The food…it didn’t really live up to the atmosphere. 🙂 It was fine, but not great. It was more western-style foods like steak, grilled fish, and rotisserie chicken. I had the swordfish, which was just ok. It came with two (2) pieces of broccoli.
Lee had the flank steak with gravy, with one piece of broccoli and one of cauliflower. And it was rare. The best thing about my dinner was the beverage – we both ordered the Kirin Apple Tea. It was really good! A hint of tea, plus the apple flavor, but not overly sweet. I really enjoyed it – I wish I’d discovered it earlier in the week!
We didn’t order dessert, but many of the desserts came with a souvenir plate or teacup that was made of china…very nice. When we walked out of the restaurant there was a line – not an hour wait, but considering how long it took us to get through the line when we only had 10 people in front of us, it was going to be a while…
Since it was 5:30 or so and we didn’t have any plans until the Electrical Parade at 7:30 we actually went back to our hotel room for a while. It wasn’t quite as cold as it had been the evening before, but we still didn’t feel like hanging around, and knew we’d want to add some additional layers before the nighttime activities.
One thing about our hotel that I haven’t mentioned…when we booked it, we saw that it offered free internet service – but what we didn’t realize until we arrived was that it wasn’t wireless internet! It actually required a device we could plug a cable into. And all we’d brought were iPhones and iPads. That meant very little internet connectivity for us while in Tokyo. We had the cellular data plan that we’d purchased, but that wouldn’t go very far (and in fact Lee was already on his second increment). So we were pretty disappointed about the hotel situation. Most of our fellow travelers were smarter than we were, and had rented a MiFi type device at the airport to use – I think it was about $10/day for unlimited data. Pretty easy – they supplied a prepaid mailing envelope for its return.

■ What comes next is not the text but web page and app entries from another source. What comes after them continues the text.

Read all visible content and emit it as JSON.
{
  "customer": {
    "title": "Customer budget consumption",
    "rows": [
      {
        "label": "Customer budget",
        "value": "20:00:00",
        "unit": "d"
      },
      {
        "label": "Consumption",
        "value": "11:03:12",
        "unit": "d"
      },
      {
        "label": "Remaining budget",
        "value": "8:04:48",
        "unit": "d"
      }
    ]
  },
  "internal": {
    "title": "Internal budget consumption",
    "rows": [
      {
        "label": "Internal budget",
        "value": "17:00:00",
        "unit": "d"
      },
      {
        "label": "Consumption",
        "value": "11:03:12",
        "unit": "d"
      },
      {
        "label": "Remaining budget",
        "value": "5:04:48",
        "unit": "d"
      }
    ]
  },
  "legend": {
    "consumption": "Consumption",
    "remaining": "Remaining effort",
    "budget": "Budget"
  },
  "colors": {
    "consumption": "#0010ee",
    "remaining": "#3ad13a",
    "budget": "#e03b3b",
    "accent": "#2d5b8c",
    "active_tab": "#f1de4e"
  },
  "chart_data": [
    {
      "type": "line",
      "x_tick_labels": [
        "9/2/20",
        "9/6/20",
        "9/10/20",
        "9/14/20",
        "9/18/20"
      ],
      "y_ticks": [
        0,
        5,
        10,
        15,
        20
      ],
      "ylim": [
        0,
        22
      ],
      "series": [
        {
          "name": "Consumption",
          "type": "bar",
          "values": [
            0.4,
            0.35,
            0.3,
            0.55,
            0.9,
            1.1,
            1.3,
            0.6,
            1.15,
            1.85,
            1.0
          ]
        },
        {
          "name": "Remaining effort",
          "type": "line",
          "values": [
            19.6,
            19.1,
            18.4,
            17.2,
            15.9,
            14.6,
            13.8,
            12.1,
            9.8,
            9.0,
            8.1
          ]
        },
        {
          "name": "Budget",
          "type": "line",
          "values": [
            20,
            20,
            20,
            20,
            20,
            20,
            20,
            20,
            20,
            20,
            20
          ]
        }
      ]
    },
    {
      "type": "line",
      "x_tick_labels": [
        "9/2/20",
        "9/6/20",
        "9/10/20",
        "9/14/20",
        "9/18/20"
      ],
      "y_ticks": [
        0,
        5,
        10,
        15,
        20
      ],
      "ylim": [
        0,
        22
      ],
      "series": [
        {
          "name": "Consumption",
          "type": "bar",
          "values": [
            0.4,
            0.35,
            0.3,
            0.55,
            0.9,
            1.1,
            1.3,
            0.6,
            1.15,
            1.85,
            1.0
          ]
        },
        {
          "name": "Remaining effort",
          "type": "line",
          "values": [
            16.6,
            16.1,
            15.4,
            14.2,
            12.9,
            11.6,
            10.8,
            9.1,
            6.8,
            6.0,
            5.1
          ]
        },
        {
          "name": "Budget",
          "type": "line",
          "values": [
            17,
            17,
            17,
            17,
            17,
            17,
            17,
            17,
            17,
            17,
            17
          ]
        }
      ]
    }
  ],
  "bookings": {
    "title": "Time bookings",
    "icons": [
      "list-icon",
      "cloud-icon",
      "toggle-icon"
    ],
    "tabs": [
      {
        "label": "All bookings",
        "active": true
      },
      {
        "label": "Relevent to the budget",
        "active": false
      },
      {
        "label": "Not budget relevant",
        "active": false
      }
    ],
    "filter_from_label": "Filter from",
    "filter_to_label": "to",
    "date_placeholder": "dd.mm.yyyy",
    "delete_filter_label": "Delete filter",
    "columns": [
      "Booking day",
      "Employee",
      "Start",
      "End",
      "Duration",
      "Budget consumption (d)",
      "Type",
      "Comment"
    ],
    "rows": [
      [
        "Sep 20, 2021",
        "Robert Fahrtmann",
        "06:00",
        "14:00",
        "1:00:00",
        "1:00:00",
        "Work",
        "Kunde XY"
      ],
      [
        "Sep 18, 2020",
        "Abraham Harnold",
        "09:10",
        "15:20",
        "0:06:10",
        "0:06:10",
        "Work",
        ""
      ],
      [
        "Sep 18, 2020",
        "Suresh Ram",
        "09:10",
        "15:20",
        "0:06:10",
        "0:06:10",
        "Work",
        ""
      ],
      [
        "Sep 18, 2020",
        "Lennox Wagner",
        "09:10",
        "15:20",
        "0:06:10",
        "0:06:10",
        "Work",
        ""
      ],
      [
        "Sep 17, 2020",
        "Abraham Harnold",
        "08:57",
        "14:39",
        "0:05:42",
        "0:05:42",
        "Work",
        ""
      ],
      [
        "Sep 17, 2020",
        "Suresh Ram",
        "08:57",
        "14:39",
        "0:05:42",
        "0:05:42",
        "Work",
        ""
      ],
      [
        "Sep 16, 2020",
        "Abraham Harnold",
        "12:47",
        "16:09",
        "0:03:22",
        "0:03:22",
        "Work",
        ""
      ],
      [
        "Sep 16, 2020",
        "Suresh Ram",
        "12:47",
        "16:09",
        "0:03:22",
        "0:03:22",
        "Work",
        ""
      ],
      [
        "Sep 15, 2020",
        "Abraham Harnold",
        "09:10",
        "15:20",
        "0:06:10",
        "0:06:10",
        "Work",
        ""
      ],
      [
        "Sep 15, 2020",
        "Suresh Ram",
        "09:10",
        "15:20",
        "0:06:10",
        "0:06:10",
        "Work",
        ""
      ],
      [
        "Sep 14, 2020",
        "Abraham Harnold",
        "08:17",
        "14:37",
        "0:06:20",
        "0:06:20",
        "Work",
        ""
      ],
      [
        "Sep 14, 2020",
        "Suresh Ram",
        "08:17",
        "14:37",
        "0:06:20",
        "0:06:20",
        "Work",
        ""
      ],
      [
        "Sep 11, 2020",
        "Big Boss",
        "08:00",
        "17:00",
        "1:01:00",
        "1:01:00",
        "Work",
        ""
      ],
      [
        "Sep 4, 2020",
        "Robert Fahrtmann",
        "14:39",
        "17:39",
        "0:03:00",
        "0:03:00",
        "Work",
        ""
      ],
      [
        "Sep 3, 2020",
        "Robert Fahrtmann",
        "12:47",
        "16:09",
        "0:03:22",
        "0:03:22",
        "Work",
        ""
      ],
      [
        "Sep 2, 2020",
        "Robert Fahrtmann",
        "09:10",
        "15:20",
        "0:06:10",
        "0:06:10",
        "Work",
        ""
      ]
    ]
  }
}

We relaxed in our room for a while before putting on warmer clothes and going back into Tokyo Disneyland to see the Electrical Parade again. We watched it from the same spot, and Lee got us a couple of hot chocolates to enjoy before it started. Deb and Linda met us there – they hadn’t yet seen the parade.
It was just as good the second time, and Deb and Linda were as wowed by it as we had been. 🙂
After the parade we went into Tomorrowland to use our Space Mountain Fastpasses. Now I’m trying to remember how Tokyo is different from Hong Kong and California…I think it’s the same cars and track as California but it doesn’t have the music.
We enjoyed our ride on Space Mountain. The fireworks had been canceled (again – of the four nights we’d been there they’d only gone off once!), and we went back to our hotel. The next day we were doing a bus tour, and we had to get ourselves to downtown Tokyo by 9:00.
Coming Next: Sightseeing in Kamakura and Yokohama, and the excitement of navigating Japan’s railway system…